JOURNALIST:

But they also get their figures from discussions with the Australian Treasury, so that would be the most recent Australian Treasury estimates?

BOWEN:

The most recent Australian Treasury estimates are on the public record. Of course, the IMF liaises with treasury and other Government instrumentalities and non government instrumentalities and uses their own economic data to make their predictions.

JOURNALIST:

Can you tell us how being a social democrat and how being an economic conservative is the same thing?

BOWEN:

Being a social democrat means that you believe in Government intervention as necessary to promote the economic well being of all Australians. Now being am economic conservative means that you are very careful with Australian Government funds. The two are not mutually exclusive.

In times like this we are seeing every government in the world go into deficit. We've seen the IMF talk about deficits of 7% of GDP, that's both conservative and social democratic flavour.

Governments around the world are at one in what's necessary to respond to this crisis and that's increased government intervention, increased government spending and deficits where appropriate.

Malcolm Turnbull is the only political figure in the world it seems who doesn't believe in deficit spending at this particular stage in the cycle.

JOURNALIST:

Isn't it reasonable to say from what the Treasurer was saying this morning -he is only talking about company tax receipts -that based on what he said, that in fact the budget would go into deficit this financial year and stay there across the forward estimates?

BOWEN:

What the Treasurer made clear this morning that the global financial crisis will have an impact on the Australian economy and on government revenues and that will mean a temporary budget deficit. It will mean of course that there is a reduction in Government revenue.

JOURNALIST:

Can you define temporary for us?

BOWEN:

The budget will be in deficit for as long as it takes to ensure robust growth in the Australian economy and we would expect the budget will return to surplus when the economic cycle allows it.

JOURNALIST:

What's the economic cycle we're talking about? Three years? Four years?

BOWEN:

Economic cycles vary in length, economic cycles tend to be shorter or longer, no economic cycle is exactly the same as the other and the only thing certain about this crisis around the world is its fluidity. But we will ensure that as soon as the economic cycle allows the budget to return to surplus it will return to surplus.

JOURNALIST:

Alright, and one last thing. If you have a deficit is there only one way to pay for it and that's through higher taxes?

BOWEN:

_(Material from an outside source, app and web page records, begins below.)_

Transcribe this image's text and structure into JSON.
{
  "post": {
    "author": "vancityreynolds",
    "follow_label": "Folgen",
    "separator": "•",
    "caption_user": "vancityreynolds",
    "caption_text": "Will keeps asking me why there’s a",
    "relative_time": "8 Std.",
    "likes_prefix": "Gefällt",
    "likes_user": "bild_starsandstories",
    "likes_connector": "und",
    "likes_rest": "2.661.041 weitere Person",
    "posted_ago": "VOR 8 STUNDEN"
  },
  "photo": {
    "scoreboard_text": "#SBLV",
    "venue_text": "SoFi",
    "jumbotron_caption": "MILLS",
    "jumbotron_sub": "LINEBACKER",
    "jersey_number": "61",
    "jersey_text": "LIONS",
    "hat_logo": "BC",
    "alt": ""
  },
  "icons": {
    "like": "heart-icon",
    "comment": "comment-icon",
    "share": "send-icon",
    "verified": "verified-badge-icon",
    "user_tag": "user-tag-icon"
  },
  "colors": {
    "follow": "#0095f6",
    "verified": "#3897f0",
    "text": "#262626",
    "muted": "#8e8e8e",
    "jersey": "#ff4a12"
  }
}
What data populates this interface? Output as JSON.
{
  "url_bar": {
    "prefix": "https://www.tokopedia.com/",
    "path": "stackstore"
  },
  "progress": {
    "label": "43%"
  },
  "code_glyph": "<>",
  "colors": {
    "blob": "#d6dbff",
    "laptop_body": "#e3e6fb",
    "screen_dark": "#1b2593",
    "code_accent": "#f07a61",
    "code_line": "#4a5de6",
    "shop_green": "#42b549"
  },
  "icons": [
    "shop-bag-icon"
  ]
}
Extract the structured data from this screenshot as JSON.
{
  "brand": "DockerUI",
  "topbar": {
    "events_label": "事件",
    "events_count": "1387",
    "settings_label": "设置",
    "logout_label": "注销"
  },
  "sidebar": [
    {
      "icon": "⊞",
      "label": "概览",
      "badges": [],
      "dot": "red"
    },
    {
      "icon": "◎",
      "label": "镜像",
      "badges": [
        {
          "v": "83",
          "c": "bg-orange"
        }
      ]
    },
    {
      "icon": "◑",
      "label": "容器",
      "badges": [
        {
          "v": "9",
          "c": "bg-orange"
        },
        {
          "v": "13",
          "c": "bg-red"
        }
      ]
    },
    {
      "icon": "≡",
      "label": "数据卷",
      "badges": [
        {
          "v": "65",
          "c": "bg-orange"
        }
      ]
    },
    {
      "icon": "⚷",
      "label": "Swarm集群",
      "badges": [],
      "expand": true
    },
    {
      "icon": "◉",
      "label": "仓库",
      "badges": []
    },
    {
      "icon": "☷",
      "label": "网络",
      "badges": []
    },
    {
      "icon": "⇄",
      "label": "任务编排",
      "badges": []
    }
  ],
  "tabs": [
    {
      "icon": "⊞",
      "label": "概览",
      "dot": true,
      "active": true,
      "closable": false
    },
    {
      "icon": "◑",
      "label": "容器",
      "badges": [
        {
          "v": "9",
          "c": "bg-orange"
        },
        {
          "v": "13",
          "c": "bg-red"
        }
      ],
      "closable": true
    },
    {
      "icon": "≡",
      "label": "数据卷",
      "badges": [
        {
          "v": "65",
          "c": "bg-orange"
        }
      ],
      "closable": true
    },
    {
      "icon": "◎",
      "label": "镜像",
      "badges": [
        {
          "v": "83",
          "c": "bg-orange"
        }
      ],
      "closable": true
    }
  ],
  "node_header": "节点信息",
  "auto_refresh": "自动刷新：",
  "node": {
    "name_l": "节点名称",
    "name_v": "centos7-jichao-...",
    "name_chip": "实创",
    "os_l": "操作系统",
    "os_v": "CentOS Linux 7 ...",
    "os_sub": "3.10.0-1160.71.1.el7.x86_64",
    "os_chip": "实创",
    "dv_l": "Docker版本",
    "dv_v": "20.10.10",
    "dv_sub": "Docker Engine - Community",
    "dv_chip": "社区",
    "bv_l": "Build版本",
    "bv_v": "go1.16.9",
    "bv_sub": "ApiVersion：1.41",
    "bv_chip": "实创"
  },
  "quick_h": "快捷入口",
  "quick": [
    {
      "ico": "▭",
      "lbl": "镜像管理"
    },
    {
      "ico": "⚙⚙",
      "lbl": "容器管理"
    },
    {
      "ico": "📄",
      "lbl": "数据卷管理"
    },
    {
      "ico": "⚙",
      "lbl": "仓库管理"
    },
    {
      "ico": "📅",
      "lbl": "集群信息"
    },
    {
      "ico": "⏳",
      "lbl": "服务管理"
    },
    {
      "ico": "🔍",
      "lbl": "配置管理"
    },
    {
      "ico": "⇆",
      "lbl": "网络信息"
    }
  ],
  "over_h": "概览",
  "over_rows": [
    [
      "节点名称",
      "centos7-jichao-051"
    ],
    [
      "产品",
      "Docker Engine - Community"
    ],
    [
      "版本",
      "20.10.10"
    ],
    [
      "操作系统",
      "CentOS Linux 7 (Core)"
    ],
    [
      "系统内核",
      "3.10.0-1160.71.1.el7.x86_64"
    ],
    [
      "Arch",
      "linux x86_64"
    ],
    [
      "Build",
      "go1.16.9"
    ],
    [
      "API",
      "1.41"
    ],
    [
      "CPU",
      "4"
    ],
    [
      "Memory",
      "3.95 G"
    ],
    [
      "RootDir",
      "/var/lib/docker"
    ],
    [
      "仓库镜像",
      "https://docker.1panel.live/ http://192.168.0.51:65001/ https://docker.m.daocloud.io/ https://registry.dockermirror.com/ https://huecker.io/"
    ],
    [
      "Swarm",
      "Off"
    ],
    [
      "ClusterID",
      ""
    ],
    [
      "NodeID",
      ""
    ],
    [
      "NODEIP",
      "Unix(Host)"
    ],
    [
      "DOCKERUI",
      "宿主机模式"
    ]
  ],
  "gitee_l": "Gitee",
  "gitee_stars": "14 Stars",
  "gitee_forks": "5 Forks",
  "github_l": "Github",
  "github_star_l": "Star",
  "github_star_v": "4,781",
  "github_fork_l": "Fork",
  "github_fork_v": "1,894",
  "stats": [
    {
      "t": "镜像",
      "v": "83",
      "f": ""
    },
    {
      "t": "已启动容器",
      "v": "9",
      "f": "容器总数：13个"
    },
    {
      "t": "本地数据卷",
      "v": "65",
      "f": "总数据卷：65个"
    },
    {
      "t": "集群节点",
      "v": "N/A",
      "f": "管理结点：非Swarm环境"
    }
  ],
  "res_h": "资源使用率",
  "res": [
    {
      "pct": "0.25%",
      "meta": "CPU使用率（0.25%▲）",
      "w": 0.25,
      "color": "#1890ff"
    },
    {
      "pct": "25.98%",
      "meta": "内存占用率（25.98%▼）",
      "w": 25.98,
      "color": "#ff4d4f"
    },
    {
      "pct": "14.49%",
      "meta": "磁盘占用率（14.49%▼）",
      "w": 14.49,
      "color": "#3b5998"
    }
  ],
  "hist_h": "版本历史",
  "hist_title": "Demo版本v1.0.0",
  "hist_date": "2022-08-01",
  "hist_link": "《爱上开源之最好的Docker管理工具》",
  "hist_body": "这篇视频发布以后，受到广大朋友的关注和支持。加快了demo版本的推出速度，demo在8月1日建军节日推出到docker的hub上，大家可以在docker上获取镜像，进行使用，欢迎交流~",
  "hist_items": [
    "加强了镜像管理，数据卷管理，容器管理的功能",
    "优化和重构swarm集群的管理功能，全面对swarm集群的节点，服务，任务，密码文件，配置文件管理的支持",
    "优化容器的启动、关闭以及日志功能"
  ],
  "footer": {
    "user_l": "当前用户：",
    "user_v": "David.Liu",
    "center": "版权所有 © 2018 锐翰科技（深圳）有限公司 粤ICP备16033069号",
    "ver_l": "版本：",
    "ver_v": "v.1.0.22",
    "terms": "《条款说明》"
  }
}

A deficit means that for a certain period of time government revenue is less then government expenditure and the economic cycle when it returns to positive growth, that would mean the government revenue would increase in the natural course of events and you would see a return to a surplus.

JOURNALIST:

But don't deficits mean higher taxes in the future?

BOWEN:

No, the deficit means that government revenue is temporarily outpaced by government expenditure, so what you see are the automatic stabilisers kicking in.

JOURNALIST:

And one last thing, do you think that Julie Bishop has lost all credibility?

BOWEN:

Well I think Julie Bishop lost all credibility a long time ago. Every time that she makes a pronouncement she gets it wrong. It's a matter for the Leader of the Opposition as to whether she continues in the role. But clearly, the Australian people can have no confidence in any economic statement that she makes.